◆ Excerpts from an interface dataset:
++++++++++++++++++++

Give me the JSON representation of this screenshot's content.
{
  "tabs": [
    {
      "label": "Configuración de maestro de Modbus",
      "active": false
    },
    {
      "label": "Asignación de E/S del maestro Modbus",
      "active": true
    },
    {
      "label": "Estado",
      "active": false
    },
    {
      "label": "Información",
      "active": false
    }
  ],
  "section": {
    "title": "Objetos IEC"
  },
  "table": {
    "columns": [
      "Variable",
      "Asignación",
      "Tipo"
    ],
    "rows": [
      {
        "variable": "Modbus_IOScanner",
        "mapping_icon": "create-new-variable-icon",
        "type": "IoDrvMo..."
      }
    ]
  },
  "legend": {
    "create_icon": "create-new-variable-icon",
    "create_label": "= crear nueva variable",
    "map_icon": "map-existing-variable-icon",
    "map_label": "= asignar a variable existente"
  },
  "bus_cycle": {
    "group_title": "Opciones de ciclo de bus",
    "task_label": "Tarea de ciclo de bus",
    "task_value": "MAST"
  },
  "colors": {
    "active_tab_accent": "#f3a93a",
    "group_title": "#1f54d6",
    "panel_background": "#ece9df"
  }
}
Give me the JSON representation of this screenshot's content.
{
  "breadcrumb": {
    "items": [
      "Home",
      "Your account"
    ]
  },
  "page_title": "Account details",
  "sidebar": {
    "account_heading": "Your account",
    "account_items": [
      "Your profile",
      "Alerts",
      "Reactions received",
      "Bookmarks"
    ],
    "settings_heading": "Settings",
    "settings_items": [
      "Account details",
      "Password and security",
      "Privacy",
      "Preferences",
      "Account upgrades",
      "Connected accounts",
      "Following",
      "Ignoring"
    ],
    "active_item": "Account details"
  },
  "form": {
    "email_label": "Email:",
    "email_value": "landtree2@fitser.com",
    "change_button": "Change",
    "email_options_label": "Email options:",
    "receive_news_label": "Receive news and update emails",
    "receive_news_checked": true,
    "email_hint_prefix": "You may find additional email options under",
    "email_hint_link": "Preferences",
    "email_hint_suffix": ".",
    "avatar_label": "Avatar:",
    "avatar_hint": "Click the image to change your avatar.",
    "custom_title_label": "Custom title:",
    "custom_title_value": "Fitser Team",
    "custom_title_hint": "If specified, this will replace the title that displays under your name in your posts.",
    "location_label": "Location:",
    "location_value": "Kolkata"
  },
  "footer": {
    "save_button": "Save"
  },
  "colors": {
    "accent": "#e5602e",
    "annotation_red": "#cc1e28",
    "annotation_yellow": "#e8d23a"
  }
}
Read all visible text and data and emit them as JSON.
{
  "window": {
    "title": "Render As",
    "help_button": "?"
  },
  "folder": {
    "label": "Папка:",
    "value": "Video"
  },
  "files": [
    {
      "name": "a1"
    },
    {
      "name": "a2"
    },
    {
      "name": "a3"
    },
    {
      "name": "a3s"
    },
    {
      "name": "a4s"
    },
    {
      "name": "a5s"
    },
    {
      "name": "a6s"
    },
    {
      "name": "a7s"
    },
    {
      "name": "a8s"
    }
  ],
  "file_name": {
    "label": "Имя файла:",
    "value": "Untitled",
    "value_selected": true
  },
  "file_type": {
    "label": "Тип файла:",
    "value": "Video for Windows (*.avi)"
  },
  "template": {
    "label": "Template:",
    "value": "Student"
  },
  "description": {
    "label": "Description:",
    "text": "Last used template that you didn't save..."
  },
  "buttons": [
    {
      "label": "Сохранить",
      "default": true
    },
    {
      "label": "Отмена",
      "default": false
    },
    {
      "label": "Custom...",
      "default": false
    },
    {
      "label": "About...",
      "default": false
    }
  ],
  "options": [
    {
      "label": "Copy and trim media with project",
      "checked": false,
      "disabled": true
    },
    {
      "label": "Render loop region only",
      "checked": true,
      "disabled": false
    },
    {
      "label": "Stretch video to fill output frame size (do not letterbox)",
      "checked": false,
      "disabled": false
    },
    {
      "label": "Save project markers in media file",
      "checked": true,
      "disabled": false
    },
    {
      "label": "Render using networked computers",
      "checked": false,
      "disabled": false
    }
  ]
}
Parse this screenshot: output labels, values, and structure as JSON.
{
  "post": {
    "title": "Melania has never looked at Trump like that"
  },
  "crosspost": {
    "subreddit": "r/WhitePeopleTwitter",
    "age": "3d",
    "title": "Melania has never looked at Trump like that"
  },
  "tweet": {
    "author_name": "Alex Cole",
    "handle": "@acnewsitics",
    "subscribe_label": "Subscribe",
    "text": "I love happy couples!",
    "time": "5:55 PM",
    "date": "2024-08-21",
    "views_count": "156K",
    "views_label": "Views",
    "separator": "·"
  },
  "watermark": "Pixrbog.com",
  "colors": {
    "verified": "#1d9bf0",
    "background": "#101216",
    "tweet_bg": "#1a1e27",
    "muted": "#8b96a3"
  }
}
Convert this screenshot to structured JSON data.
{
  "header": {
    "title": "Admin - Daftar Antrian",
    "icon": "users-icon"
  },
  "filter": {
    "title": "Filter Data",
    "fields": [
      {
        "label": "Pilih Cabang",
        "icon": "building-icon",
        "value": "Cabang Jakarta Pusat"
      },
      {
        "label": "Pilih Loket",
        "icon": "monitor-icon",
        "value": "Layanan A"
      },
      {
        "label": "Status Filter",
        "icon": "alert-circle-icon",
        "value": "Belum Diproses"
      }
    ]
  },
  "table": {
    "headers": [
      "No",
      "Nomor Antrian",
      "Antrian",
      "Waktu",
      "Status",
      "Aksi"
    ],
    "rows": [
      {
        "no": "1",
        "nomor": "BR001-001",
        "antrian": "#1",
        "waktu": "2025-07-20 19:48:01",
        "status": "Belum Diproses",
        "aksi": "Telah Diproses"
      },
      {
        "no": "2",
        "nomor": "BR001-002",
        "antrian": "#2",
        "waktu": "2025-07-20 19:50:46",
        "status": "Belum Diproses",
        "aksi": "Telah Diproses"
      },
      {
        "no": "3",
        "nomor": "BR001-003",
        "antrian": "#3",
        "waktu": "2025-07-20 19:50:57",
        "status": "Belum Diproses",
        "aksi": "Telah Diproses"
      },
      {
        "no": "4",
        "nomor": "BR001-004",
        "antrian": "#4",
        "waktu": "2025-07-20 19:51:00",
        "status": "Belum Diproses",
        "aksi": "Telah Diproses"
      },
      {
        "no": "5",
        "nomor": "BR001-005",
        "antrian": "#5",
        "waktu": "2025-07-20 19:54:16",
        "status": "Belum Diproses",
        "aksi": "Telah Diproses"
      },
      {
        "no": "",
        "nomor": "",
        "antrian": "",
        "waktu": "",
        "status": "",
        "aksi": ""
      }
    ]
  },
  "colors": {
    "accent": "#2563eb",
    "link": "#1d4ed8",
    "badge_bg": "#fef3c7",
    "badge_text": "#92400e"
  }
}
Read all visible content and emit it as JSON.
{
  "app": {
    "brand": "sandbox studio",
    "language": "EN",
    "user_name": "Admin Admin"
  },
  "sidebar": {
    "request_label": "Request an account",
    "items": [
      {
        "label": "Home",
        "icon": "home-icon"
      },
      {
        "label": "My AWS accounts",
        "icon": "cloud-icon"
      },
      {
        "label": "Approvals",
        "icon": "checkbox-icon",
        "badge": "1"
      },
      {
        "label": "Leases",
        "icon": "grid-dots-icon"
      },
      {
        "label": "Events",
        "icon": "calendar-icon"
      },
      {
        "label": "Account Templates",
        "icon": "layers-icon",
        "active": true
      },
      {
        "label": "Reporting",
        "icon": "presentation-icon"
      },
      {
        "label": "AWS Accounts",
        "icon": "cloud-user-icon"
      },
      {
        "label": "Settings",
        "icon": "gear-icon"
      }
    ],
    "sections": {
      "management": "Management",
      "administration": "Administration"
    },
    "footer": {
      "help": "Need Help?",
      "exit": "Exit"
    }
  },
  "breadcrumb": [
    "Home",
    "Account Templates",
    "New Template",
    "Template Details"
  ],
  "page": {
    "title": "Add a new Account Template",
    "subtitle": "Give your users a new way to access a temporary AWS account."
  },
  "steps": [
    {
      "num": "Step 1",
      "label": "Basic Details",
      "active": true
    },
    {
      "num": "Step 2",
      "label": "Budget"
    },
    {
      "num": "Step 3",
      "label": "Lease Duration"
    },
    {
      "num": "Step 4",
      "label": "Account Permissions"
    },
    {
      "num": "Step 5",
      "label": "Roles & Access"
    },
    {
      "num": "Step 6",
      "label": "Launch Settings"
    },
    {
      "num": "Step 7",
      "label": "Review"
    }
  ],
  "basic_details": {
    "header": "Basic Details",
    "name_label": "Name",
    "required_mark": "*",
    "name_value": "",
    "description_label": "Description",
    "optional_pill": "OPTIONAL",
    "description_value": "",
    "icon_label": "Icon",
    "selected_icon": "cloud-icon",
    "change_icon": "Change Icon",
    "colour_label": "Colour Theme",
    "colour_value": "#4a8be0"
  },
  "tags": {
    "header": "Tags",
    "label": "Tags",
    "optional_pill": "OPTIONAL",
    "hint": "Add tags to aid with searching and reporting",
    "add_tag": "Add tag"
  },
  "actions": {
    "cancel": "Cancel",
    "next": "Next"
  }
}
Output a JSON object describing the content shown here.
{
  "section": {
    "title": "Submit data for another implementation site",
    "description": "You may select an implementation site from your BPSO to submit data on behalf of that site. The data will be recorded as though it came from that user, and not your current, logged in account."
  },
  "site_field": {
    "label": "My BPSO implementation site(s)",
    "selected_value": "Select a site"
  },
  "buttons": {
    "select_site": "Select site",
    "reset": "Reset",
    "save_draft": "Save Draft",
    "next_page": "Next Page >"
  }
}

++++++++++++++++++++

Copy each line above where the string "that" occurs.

    "custom_title_hint": "If specified, this will replace the title that displays under your name in your posts.",
    "text": "Last used template that you didn't save..."
    "title": "Melania has never looked at Trump like that"
    "title": "Melania has never looked at Trump like that"
    "description": "You may select an implementation site from your BPSO to submit data on behalf of that site. The data will be recorded as though it came from that user, and not your current, logged in account."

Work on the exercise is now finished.